The state wants both houses.

It also wants a 2015 Ford Focus, a 2001 Audi S8 Quattro, a 2004 Audi S4, a 2005 Audi A6 and a 2001 BMW 740, all of which were seized from properties associated with Barrows. The tools and parts include 36 boxes of wheels, a wheel balancing machine, two tool chests and a 500-piece Craftsman socket set.

The state also claims Barrows laundered nearly $1.14 million through more than two dozen accounts at 16 banks in five states between 2012 and 2016.

“It should be noted that all of these deposits and credits occurred at a time when Barrows had no known source of income. In fact, the Commonwealth has observed … Barrows has never had a legitimate source of income,” state attorneys wrote in forfeiture filings.

Because Barrows’ had previously refused to disclose how he earned money or bought the items in question, government attorneys argue he should not be able to now offer an explanation at trial. He is expected to testify.

Court filings by Barrows’ attorney don’t say what his source of income is and Earl declined comment, saying he avoids discussing cases outside of court.

Suppression, charges dismissed

Soon after Barrows was charged in the marijuana case, his defense attorneys moved to suppress evidence based on the apartment search on grounds that it violated the Fourth Amendment.

In March 2017, Judge Dennis Reinaker agreed, finding that the use of a drug dog amounted to a warrantless search. 

“Prior to the canine sniff of (Barrows’) home, the police had nothing but practical speculation regarding his activities in the home. Indeed, the police had not received any tips that directly linked (Barrows) to drug-related activity,” Reinaker wrote.

He dismissed criminal charges for drug dealing and dealing in proceeds of illegal activity. There is no record of the charges in online criminal court dockets, suggesting Barrows got them expunged.

“Based on the police’s affidavit, it is doubtful that the investigation would have been hindered in the time it took to obtain a search warrant,” Reinaker wrote.

Not a second prosecution

Because the forfeiture proceeding isn’t a second prosecution, Brown should be able to make his own determination about the evidence, the government contends. The government also contends that Reinaker was wrong to suppress the evidence.

Besides, government attorneys argued in court filings that there is “myriad independent, unsuppressed evidence” showing Barrows was dealing.

This includes: What the landlord told police, what another tenant in the apartment – a prison guard – told police, and Barrows’ several marijuana arrests and convictions in California. 

And Barrows’ brother told police that Barrows had just been released from serving three years in prison in California for marijuana dealing and had been living with his mother, who knew about Barrows’ dealing, but didn’t talk about it, according to documents filed Dec. 14 in the case.

Attorneys for Barrows and his mother argued in court documents that Brown cannot consider the suppressed evidence — or what investigators claim to have found based on it.

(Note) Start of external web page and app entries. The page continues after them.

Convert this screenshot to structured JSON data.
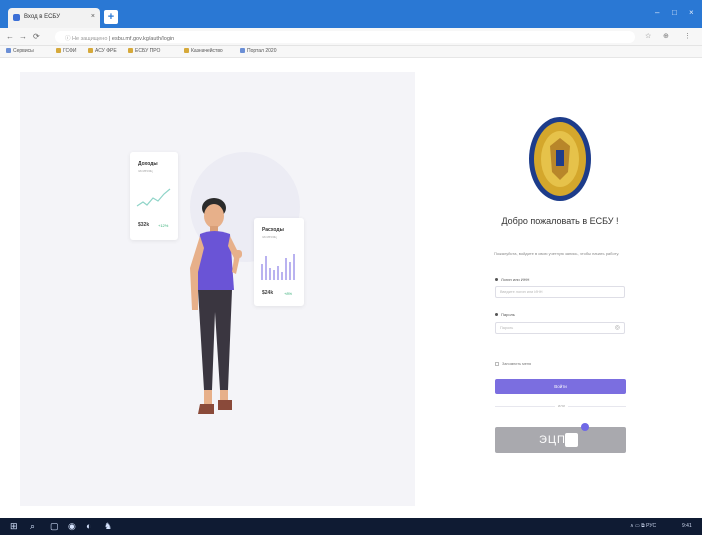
{
  "browser": {
    "tab_title": "Вход в ЕСБУ",
    "tab_close": "×",
    "new_tab": "+",
    "window_controls": [
      "–",
      "□",
      "×"
    ],
    "nav": [
      "←",
      "→",
      "⟳"
    ],
    "url_prefix": "ⓘ Не защищено",
    "url": "esbu.mf.gov.kg/auth/login",
    "toolbar_icons": [
      "☆",
      "⊕",
      "⋮"
    ],
    "bookmarks": [
      {
        "label": "Сервисы",
        "color": "#6b8fd6"
      },
      {
        "label": "ГСФИ",
        "color": "#d6a93a"
      },
      {
        "label": "АСУ ФРЕ",
        "color": "#d6a93a"
      },
      {
        "label": "ЕСБУ ПРО",
        "color": "#d6a93a"
      },
      {
        "label": "Казначейство",
        "color": "#d6a93a"
      },
      {
        "label": "Портал 2020",
        "color": "#6b8fd6"
      }
    ]
  },
  "hero": {
    "card1": {
      "title": "Доходы",
      "subtitle": "за месяц",
      "value": "$32k",
      "delta": "+12%"
    },
    "card2": {
      "title": "Расходы",
      "subtitle": "за месяц",
      "value": "$24k",
      "delta": "+8%"
    }
  },
  "login": {
    "welcome": "Добро пожаловать в ЕСБУ !",
    "intro": "Пожалуйста, войдите в свою учетную запись, чтобы начать работу.",
    "username_label": "Логин или ИНН",
    "username_placeholder": "Введите логин или ИНН",
    "password_label": "Пароль",
    "password_placeholder": "Пароль",
    "remember": "Запомнить меня",
    "login_button": "Войти",
    "or": "или",
    "esign_text": "ЭЦП"
  },
  "taskbar": {
    "icons": [
      "⊞",
      "⌕",
      "▢",
      "◉",
      "◐",
      "♞"
    ],
    "tray": "∧  ▭  ⧉  РУС",
    "clock": "9:41"
  },
  "colors": {
    "accent": "#7b6ee0",
    "tabbar": "#2a78d4",
    "taskbar": "#0f1b33"
  }
}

“It has to do with the suppression order being respected,” Earl said.

Barrows’ mother has no known criminal charges relating to her son’s arrest, but she’s a party to the case because the state wants the Charles Road house. The government contends she couldn’t afford it.

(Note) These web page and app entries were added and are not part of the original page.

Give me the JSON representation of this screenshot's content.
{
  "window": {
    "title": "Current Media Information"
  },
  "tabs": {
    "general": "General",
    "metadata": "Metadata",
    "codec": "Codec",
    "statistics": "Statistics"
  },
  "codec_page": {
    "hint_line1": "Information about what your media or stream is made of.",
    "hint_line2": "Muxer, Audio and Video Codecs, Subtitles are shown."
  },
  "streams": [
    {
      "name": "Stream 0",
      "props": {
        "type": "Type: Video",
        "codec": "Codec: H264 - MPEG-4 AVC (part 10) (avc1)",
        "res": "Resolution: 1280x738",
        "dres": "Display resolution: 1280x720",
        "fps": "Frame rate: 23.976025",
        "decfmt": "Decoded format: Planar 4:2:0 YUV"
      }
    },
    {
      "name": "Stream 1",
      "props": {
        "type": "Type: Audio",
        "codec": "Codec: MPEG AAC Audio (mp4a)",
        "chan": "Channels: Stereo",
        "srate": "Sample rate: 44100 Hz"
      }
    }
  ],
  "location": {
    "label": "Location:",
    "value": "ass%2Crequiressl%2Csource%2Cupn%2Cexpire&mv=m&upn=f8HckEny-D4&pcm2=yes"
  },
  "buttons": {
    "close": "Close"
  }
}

Ringgold’s attorney wrote she “believed (her son) had a legitimate source of income … Mr. Barrows is her son and she did not question that he was assisting her with paying for her home and expenses.”

The Attorney General’s Office maintains she will be unable to prove that and Barrows will be unable to prove his possessions were legally obtained.